Jesus’ Resurrection of Lazarus: The Biblical Significance of Bethany
Published March 25, 2022.
The village of Bethany lies on the eastern slopes of the holy Mount of Olives, just outside the Old City of Jerusalem within the Judea region of ancient Israel. The distance from Bethany to Jerusalem is just under two miles and is a "Sabbath day’s journey" (Acts 1:12) from Jerusalem on the road to Jericho.
Why Did Jesus Resurrect Lazarus of Bethany?
The resurrection of Lazarus of Bethany in the Bible occurs in John 11:1-45.
Jesus had previously visited the siblings, Lazarus, Mary, and Martha of Bethany, as His good friends. When Lazarus of Bethany fell gravely ill, Mary and Martha sent a message to Jesus.
He did not rush; instead, He waited two days before traveling to Bethany and said this:
“This sickness is not to end in death, but for the glory of God, so that the Son of God may be glorified by it” (John 11:4).
The resurrection of Lazarus of Bethany is a miracle of Jesus, retold in the Gospel of John in the New Testament (John 11:1–44). Jesus raised Lazarus of Bethany from the dead four days after he was laid to rest in a tomb. The miracle of the resurrection of Lazarus would help the disciples know that Jesus was the Savior.
What It Teaches Us

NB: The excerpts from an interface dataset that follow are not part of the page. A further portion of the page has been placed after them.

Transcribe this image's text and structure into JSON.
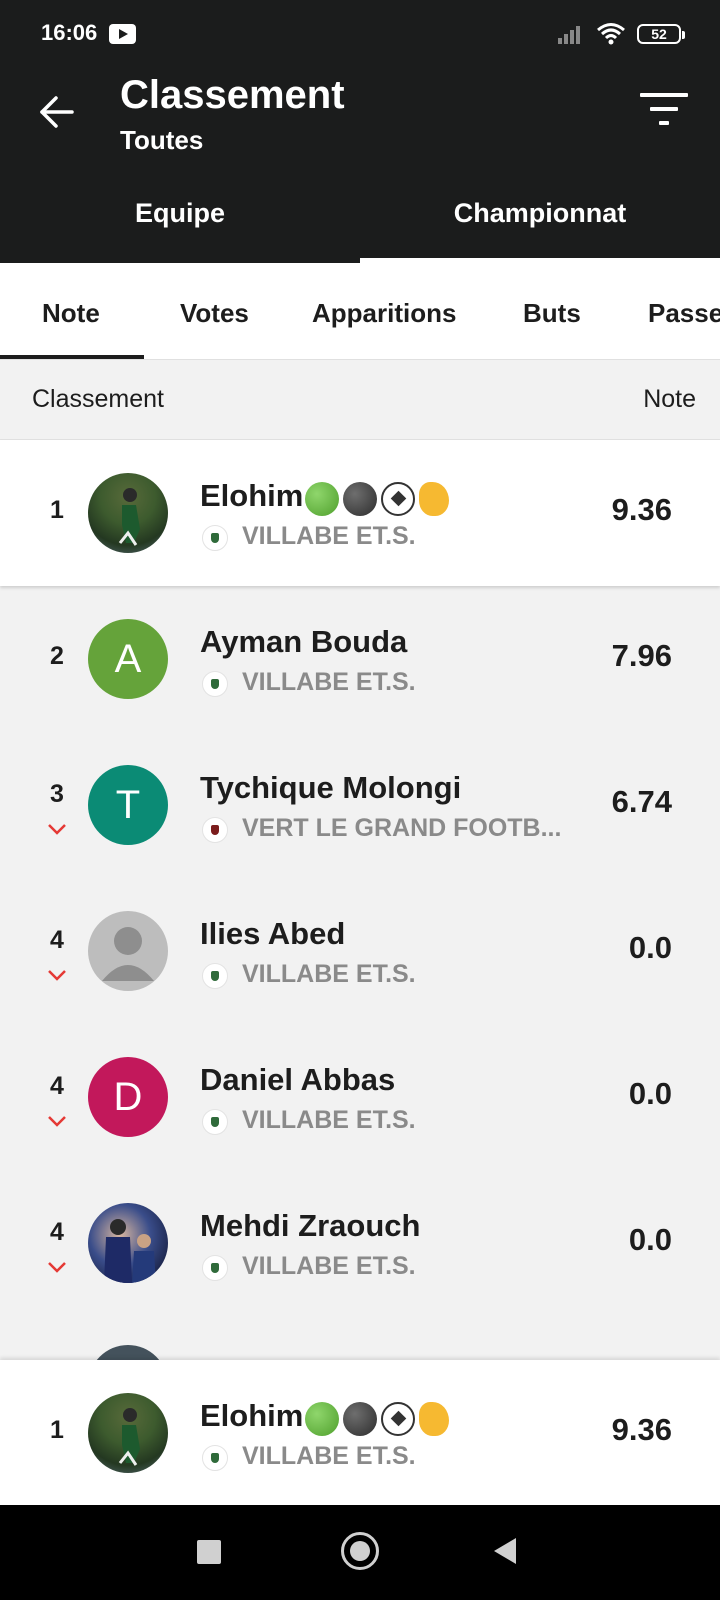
{
  "status_bar": {
    "time": "16:06",
    "battery": "52"
  },
  "header": {
    "title": "Classement",
    "subtitle": "Toutes"
  },
  "main_tabs": [
    "Equipe",
    "Championnat"
  ],
  "sub_tabs": [
    "Note",
    "Votes",
    "Apparitions",
    "Buts",
    "Passe"
  ],
  "columns": {
    "left": "Classement",
    "right": "Note"
  },
  "players": [
    {
      "rank": "1",
      "name": "Elohim",
      "emojis": [
        "green-circle",
        "black-circle",
        "soccer-ball",
        "hand"
      ],
      "club": "VILLABE ET.S.",
      "score": "9.36",
      "avatar": "photo",
      "highlight": true
    },
    {
      "rank": "2",
      "name": "Ayman Bouda",
      "club": "VILLABE ET.S.",
      "score": "7.96",
      "avatar_letter": "A",
      "avatar_color": "#65a33a"
    },
    {
      "rank": "3",
      "name": "Tychique Molongi",
      "club": "VERT LE GRAND FOOTB...",
      "score": "6.74",
      "avatar_letter": "T",
      "avatar_color": "#0b8b75",
      "trend": "down"
    },
    {
      "rank": "4",
      "name": "Ilies Abed",
      "club": "VILLABE ET.S.",
      "score": "0.0",
      "avatar": "default",
      "trend": "down"
    },
    {
      "rank": "4",
      "name": "Daniel Abbas",
      "club": "VILLABE ET.S.",
      "score": "0.0",
      "avatar_letter": "D",
      "avatar_color": "#c2185b",
      "trend": "down"
    },
    {
      "rank": "4",
      "name": "Mehdi Zraouch",
      "club": "VILLABE ET.S.",
      "score": "0.0",
      "avatar": "photo",
      "trend": "down"
    }
  ],
  "current_user": {
    "rank": "1",
    "name": "Elohim",
    "club": "VILLABE ET.S.",
    "score": "9.36"
  },
  "colors": {
    "dark": "#1b1c1c",
    "trend_down": "#e53935",
    "club_text": "#8a8a8a"
  }
}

The story of the resurrection of Lazarus of Bethany holds many valuable lessons. The Bible story of Lazarus is the fifth “I Am” statement in John’s gospel: “I am the resurrection and the life. He who believes in Me, though he may die, he shall live” (John 11:25).
When Jesus was outside the tomb, he said, "Lazarus, come forth!" and Lazarus was resurrected. In doing this, Jesus showed he was the resurrection and the life (John 11:43).
“Because He lives, we live. Because He is Life, we have life eternally" (1 Corinthians 15:54-55).
Jesus chose Lazarus to demonstrate His power, foreshadowing His own resurrection at Easter.
Who Was Lazarus?
Lazarus was a friend to Jesus and a brother to Mary and Martha. The Bible says Lazarus was the one for whom Jesus wept (John 11:35). Jesus, even knowing the good outcome, wept for his friend before raising him from the dead.
Why Else Was Bethany Important to Jesus?
Bethany is referenced frequently in the New Testament and was the setting for many events in Jesus' life. The town is best known as the hometown of Jesus’ good friends Lazarus and his sisters Mary and Martha. Bethany was a favorite place of rest and refuge for Jesus. He stayed there for Holy Week before He was crucified and led His followers back there after His resurrection. It's also where He ascended to heaven.
Other Important Biblical Events in Bethany
Jesus visits Martha and Mary (Luke 10:38-42) According to Luke 10:38-42, Jesus visited Mary and Martha's home. Martha complained that her sister Mary, who was sitting at Christ’s feet, had left all the work to her. Jesus Christ replied: “Mary has chosen the better part, which will not be taken away from her”.
The anointing at Bethany (John 12:1-8) At dinner in the house of Simon the Leper a week before the crucifixion, Mary poured perfume over Christ’s feet and wiped them with her hair – an act he saw as the anointing of his body for burial (John 12:1-8).
“Then Mary took about a pint of pure nard, an expensive perfume; she poured it on Jesus’ feet and wiped his feet with her hair. And the house was filled with the fragrance of the perfume” (John 12:3).
What Does Bethany Mean Spiritually?
In the Gospel of Luke, Bethany is spiritually significant as the place near which Jesus Christ ascended back to heaven. Forty days after His resurrection, Jesus gave His disciples final instructions at the Mount of Olives before He left the earth (Luke 24:50–51).
Where Is Modern Day Bethany?
Situated on the West Bank, Bethany is cut off from Jerusalem by Israel’s separation wall. Today, it is in a Palestinian enclave. The modern day name for Bethany is Eizariya, or Al-ʿAyzariyyah in Arabic (derived from the name Lazarus). It is home to the Tomb of Lazarus and is an important place of pilgrimage.
According to the Book of Zechariah, Bethany has an exciting prophesied future. The ancient town of Bethany will be the scene of a world-changing event: “the glorious return of Jesus Christ as King of Kings and Lord of Lords” (Revelation 19:11–16).
Did You Know?
In 1973, a group of congregants at a church in Bethany heard the voices of angels chime in at the end of their worship song. Here is the recording.